At this point, assuming you’ve got your temperature stabilized at grate-level, move the smoker box to the middle of the grill (as pictured above) to maximize smokiness, and shut the lid. You’ll want to check the tri-tips in about 15-20 minutes with an instant read thermometer. You’re shooting for an internal temperature of 135F. Remember: Better to check more often than not – once you go over, you can’t go backwards. That being said, tri-tip is a pretty forgiving piece of meat, so anything between 130F – 140F will be fine. Less than 130F, and you’ll get gelatinous raw; over 140F, shoe leather.
The Salad, the Bread, and the Corn
While you’re waiting for the meat to come up to temp, it’s a good opportunity to wash a few dishes and then begin preparing your sides. Begin by dumping the arugula into a large bowl and set it aside (you’ll want to dress it at the last minute – more on that below).
Half your sourdough loaf lengthwise and lay face-up on a cutting board. Combine the Olive Oil, Mayo, and Mustard in a small bowl, whisk to combine, and brush it onto the sourdough halves.
Shuck the corn and discard the husks.
Back to the grill.
Once you’ve achieved an internal temperature of around 135F on your tri-tips, pull them off the grill, transfer them to a carving board, and cover them with aluminum foil. You’ll want to let them rest for 15-20 minutes, which is about the amount of time it will take to grill the corn and the bread.
Begin with the corn, and grill it naked over high heat. At this point, you’ll want to turn on another burner on your gas grill or stoke your coals a bit to get the temperature back up. I’m convinced that this is the best way to grill corn. You’ll want to grill it for about 12 minutes, rotating it every so often to ensure even cooking. Once the kernals start to pop and turn brown, and the corn turns a deep yellow color, it’s ready to come off the grill. Transfer it to a plate and wrap tightly with aluminum foil to allow it to finish cooking in its own steam.
Once you’ve got the corn wrapped up, it’s time to toast the bread. This is arguably the most difficult part of this whole process because the oil in the bread is going to want to start fire and burn everything to a crisp when it drips off the bread through the grill grates. To offset this problem, here’s what I do: First, lay the bread face up on the hot grill to allow the oil to sink into the bread a bit. Leave it there, covered, for 1 minute. Then, flip it over and watch it like a hawk. If it tries to burn, move it to the cool side of the grill. Move it back once any flare-ups are out. Continue this process for another 3-5 minutes until it’s golden brown. Once inside, cut a clove of fresh garlic in half and rub the cut side all over the warm bread.

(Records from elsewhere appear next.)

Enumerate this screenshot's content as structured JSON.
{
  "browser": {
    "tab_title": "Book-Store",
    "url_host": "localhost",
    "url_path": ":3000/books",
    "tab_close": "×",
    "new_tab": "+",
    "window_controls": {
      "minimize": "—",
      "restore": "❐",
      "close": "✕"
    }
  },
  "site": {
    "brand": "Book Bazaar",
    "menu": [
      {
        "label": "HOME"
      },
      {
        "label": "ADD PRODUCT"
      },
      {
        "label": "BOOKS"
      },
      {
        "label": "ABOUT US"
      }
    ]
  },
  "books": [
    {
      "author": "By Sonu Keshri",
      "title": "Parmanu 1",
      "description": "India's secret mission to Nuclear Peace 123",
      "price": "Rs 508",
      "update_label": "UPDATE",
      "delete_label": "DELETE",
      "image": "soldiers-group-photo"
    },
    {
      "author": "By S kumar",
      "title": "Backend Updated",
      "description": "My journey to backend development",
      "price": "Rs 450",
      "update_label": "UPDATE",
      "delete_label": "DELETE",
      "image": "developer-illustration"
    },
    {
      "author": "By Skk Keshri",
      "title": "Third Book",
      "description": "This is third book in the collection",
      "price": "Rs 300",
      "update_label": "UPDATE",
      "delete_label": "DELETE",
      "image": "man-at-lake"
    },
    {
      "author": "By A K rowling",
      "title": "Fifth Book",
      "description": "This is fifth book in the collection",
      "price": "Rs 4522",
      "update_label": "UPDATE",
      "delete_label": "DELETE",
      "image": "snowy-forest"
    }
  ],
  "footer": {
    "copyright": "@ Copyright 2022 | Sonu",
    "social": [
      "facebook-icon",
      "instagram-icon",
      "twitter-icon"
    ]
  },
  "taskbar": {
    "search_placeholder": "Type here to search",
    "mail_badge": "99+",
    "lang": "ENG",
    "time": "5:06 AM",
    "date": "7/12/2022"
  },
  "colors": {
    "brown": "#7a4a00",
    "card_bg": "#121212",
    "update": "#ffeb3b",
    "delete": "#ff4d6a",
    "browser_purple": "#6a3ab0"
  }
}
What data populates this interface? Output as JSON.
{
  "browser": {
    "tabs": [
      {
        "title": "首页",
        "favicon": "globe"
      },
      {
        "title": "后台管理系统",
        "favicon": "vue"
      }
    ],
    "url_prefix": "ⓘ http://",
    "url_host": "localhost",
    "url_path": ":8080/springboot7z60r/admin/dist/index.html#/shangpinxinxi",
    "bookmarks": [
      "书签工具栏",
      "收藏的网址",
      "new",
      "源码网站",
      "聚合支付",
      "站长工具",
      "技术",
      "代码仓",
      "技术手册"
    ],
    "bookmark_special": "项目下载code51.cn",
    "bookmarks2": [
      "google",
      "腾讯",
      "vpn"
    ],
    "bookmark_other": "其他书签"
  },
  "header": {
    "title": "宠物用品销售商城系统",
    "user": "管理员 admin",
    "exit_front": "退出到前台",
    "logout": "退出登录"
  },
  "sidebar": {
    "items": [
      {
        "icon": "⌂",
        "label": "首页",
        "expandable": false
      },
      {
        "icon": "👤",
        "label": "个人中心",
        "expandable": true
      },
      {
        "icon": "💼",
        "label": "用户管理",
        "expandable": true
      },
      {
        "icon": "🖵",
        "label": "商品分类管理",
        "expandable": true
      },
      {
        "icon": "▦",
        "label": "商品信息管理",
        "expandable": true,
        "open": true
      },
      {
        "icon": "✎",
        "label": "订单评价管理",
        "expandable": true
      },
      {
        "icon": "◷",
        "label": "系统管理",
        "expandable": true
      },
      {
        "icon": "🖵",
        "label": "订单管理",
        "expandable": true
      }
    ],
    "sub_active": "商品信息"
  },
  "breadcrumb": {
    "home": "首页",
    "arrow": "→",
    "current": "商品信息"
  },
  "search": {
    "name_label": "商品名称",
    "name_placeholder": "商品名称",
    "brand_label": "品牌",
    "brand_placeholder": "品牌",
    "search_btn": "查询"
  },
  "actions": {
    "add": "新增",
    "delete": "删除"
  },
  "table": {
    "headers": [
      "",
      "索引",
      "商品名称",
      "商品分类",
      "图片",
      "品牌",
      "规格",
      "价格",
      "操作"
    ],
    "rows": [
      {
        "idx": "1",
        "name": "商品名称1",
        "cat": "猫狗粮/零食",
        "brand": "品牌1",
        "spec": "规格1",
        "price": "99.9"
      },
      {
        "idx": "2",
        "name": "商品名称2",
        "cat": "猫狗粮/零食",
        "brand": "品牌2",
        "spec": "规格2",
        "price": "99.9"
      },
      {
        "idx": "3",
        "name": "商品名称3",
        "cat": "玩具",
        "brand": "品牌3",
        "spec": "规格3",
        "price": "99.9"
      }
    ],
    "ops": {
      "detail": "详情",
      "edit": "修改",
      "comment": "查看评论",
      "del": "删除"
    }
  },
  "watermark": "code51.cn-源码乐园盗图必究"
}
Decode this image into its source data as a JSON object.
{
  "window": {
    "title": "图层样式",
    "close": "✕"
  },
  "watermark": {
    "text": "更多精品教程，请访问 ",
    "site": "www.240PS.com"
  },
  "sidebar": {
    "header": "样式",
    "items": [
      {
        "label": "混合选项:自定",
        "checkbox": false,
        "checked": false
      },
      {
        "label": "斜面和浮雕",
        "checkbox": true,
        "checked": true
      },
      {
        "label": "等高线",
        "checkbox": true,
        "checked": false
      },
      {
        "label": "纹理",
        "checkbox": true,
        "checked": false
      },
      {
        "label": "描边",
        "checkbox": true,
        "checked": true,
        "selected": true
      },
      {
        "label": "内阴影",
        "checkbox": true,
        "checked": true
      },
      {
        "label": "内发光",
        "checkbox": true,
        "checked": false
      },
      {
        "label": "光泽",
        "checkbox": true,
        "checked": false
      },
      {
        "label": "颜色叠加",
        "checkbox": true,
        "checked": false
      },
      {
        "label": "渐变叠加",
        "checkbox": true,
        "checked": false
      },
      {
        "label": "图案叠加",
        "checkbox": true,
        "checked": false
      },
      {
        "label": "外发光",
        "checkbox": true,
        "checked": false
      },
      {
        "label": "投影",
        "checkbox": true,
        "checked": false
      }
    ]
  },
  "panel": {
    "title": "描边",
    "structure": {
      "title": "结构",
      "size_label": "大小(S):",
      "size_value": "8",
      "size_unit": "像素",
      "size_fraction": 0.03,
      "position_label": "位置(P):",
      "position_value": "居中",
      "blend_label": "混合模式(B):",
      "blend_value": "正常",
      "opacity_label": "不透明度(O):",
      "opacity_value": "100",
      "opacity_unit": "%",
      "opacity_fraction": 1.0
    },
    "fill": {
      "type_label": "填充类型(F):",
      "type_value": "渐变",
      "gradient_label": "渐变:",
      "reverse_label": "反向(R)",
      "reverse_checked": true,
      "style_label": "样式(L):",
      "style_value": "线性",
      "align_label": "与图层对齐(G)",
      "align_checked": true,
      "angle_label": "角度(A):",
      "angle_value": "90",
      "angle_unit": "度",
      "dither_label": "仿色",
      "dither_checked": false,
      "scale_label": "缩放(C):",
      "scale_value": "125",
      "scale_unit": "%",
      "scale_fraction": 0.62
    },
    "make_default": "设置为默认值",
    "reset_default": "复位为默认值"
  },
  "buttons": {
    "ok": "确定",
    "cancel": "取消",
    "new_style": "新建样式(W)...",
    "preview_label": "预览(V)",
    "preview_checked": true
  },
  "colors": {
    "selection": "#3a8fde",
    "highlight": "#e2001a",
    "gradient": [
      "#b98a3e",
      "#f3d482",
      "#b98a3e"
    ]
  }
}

Lastly, drizzle 1/4 cup olive oil over the arugula, add the juice of 1 lemon, season with salt and pepper, add the grated Parmesan cheese (to taste) and toss.
And there you have it. Let me know how it turns out for you. It was pretty damn good for me and the family last night.
The Intrepid Gourmet